This Roger le Poher was the third son of Ralph le Poher. In the 1170s Roger le Poher went to Ireland where he assisted in the invasion and colonisation. In 1177 Roger le Poher was said to have assisted John de Courcey at the battle of Down. In 1181 Hugh de Lacy made Roger a captain of Leighlin.[27] Roger le Poher was the ancestor of Poher families in Kilkenny and east Cork. A number of his descendants were sheriffs of Co. Waterford in the fourteenth century.[28]

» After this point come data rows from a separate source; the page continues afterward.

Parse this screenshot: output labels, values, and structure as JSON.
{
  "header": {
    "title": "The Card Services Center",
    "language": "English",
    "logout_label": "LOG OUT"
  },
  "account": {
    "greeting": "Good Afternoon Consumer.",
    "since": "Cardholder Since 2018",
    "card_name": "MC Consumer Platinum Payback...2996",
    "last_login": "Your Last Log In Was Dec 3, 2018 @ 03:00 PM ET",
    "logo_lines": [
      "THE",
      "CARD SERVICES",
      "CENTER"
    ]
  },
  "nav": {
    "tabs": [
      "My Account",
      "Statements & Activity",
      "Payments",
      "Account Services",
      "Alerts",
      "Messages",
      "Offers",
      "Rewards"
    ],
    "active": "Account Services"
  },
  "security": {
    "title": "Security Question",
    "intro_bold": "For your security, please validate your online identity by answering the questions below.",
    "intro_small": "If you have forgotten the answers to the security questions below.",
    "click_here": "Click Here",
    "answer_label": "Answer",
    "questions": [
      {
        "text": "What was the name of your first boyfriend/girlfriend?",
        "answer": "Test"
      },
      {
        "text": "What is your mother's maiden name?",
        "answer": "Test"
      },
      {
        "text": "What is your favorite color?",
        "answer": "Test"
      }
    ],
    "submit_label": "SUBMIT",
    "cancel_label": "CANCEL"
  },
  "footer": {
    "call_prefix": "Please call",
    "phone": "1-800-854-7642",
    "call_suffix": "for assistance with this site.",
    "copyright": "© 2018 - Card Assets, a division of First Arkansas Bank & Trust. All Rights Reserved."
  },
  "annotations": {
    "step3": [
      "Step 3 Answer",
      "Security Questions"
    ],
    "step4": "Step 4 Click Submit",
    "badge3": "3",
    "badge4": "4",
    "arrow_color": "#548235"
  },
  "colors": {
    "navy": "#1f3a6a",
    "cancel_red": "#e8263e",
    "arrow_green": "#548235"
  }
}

John le Poher
    
Meanwhile back in 12th century England John le Poher was one of two sons of Robert le Poher, senior. In about 1180 John le Poher confirmed the grant made by his father, Robert, of 10s rent in Knaplock to the church of St. Andrew of Stokes. At the same time John added to his father’s grant by giving an additional rent of 8d to Stogursey. The grant was affixed with the seal of John de Poher which displayed a fleur de lys in its design.[29] The French heritage of the Poher family was something of high value to the family. This was in the days before King John lost Normandy and the Hundred Years War when the Anglo-Normans still considered themselves French first and English a distant third after Normandy.

Conclusion

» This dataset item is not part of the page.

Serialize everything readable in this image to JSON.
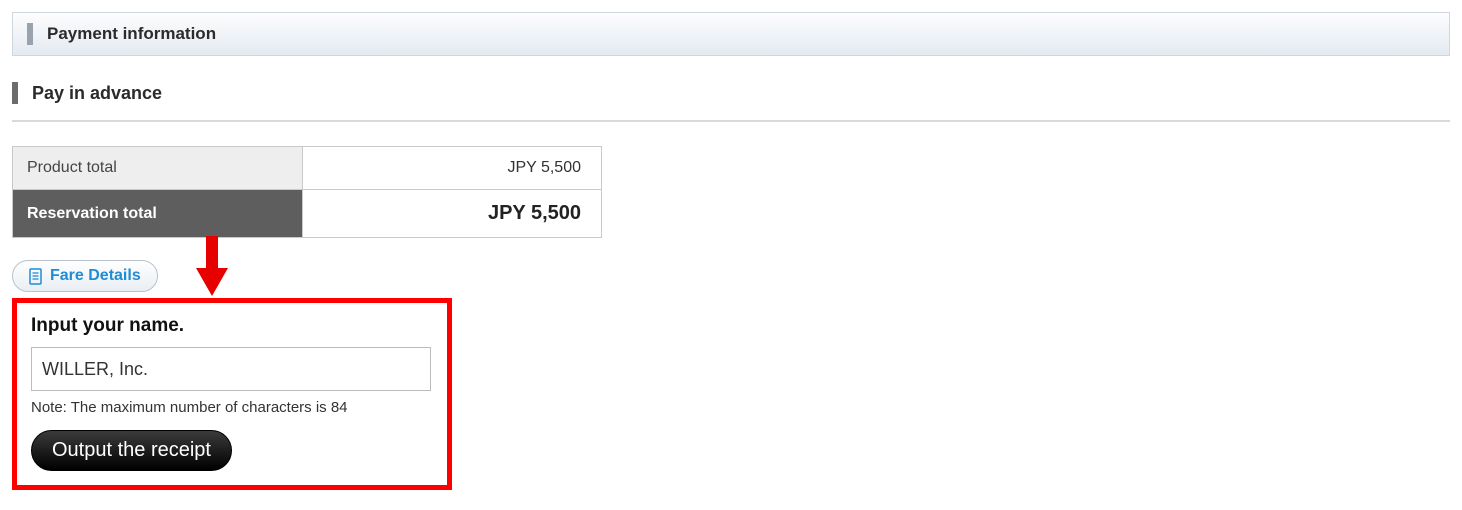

The Poher family were a small landed family in 12th century Somerset but the Norman Invasion of Ireland in 1169 opened up an opportunity of advancement. The three brothers from Stogursey went on to hold extensive property in Ireland and their descendants are still numerous in that country today.

=============   

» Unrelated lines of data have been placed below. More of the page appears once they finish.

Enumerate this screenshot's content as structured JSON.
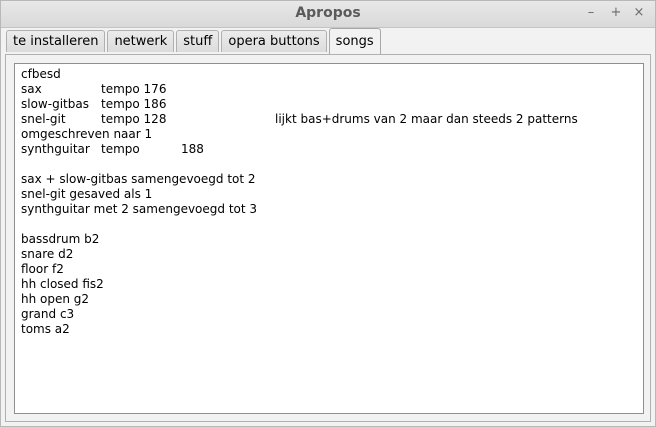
{
  "window": {
    "title": "Apropos",
    "controls": {
      "minimize": "–",
      "maximize": "+",
      "close": "×"
    }
  },
  "tabs": [
    {
      "label": "te installeren",
      "active": false
    },
    {
      "label": "netwerk",
      "active": false
    },
    {
      "label": "stuff",
      "active": false
    },
    {
      "label": "opera buttons",
      "active": false
    },
    {
      "label": "songs",
      "active": true
    }
  ],
  "songs_text": {
    "lines": [
      [
        "cfbesd"
      ],
      [
        "sax",
        "tempo 176"
      ],
      [
        "slow-gitbas",
        "tempo 186"
      ],
      [
        "snel-git",
        "tempo 128",
        "lijkt bas+drums van 2 maar dan steeds 2 patterns"
      ],
      [
        "omgeschreven naar 1"
      ],
      [
        "synthguitar",
        "tempo",
        "188"
      ],
      [
        ""
      ],
      [
        "sax + slow-gitbas samengevoegd tot 2"
      ],
      [
        "snel-git gesaved als 1"
      ],
      [
        "synthguitar met 2 samengevoegd tot 3"
      ],
      [
        ""
      ],
      [
        "bassdrum b2"
      ],
      [
        "snare d2"
      ],
      [
        "floor f2"
      ],
      [
        "hh closed fis2"
      ],
      [
        "hh open g2"
      ],
      [
        "grand c3"
      ],
      [
        "toms a2"
      ]
    ]
  }
}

End of post

============



[1] Tremlett, T.D. & Blakiston, N. (eds.), Stogursey Charters: charters and other documents relating to the property of the alien priory of Stogursey, Somerset, now belonging to Eton College (Somerset Record Society, Vol. LXI, 1949), pp. ix, xi, xiii, xiv
[2] Tremlett & Blakiston (eds.), Stogursey Charters, p. xviii
[3] Tremlett & Blakiston (eds.), Stogursey Charters, p. xx
[4] Tremlett & Blakiston (eds.), Stogursey Charters, p. xx
[5] Tremlett & Blakiston (eds.), Stogursey Charters, no. 63
[6] Tremlett & Blakiston (eds.), Stogursey Charters, no. 66
[7] Tremlett & Blakiston (eds.), Stogursey Charters, p. xx, nos. 18, 170
[8] Parker, C., ‘Paterfamilias and parentela: The le Poer lineage in fourteenth-century Waterford’, in Proceedings of the Royal Irish Academy, Vol. 95C (1995), pp. 93-117, at p. 95
[9] Tremlett & Blakiston (eds.), Stogursey Charters, no. 13
[10] Tremlett & Blakiston (eds.), Stogursey Charters, no. 13
[11] Sweetman, H.S. (ed.), Calendar of Documents relating to Ireland (London, 1875, reprint Liechtenstein, 1974), vol. 1 (1171-1251), no. 41
[12] Tremlett & Blakiston (eds.), Stogursey Charters, no. 51 (21)
[13] Sweetman (ed.), Calendar of Documents relating to Ireland, vol. 1 (1171-1251), no. 129
[14] Sweetman (ed.), Calendar of Documents relating to Ireland, vol. 1 (1171-1251), no. 132
[15] Tremlett & Blakiston (eds.), Stogursey Charters, no. 13
[16] Parker, C., ‘Paterfamilias and parentela: The le Poer lineage in fourteenth-century Waterford’, in Proceedings of the Royal Irish Academy, Vol. 95C (1995), pp. 93-117, at p. 95
[17] Sweetman (ed.), Calendar of Documents relating to Ireland, vol. 1 (1171-1251), no. 41
[18] Tremlett & Blakiston (eds.), Stogursey Charters, no. 15
[19] Parker, C., ‘Paterfamilias and parentela: The le Poer lineage in fourteenth-century Waterford’, in Proceedings of the Royal Irish Academy, Vol. 95C (1995), pp. 93-117, at p. 95
[20] Tremlett & Blakiston (eds.), Stogursey Charters, no. 15 accessed on 17th April 2013
[21] Sweetman (ed.), Calendar of Documents relating to Ireland, vol. 1 (1171-1251), no. 1001
[22] Sweetman (ed.), Calendar of Documents relating to Ireland, vol. 1 (1171-1251), no. 1635
[23] Sweetman (ed.), Calendar of Documents relating to Ireland, vol. 1 (1171-1251), no. 1786
[24] Sweetman (ed.), Calendar of Documents relating to Ireland, vol. 1 (1171-1251), no. 3014
[25] Parker, C., ‘Paterfamilias and parentela: The le Poer lineage in fourteenth-century Waterford’, in Proceedings of the Royal Irish Academy, Vol. 95C (1995), pp. 93-117, at p. 95
[26] Tremlett & Blakiston (eds.), Stogursey Charters, no. 12
[27] Orpen, G.H., Ireland under the Normans (Dublin, 2005), Vol. II, p. 12
[28] Parker, C., ‘Paterfamilias and parentela: The le Poer lineage in fourteenth-century Waterford’, in Proceedings of the Royal Irish Academy, Vol. 95C (1995), pp. 93-117, at p. 95
[29] Tremlett & Blakiston (eds.), Stogursey Charters, no. 14

1 comment: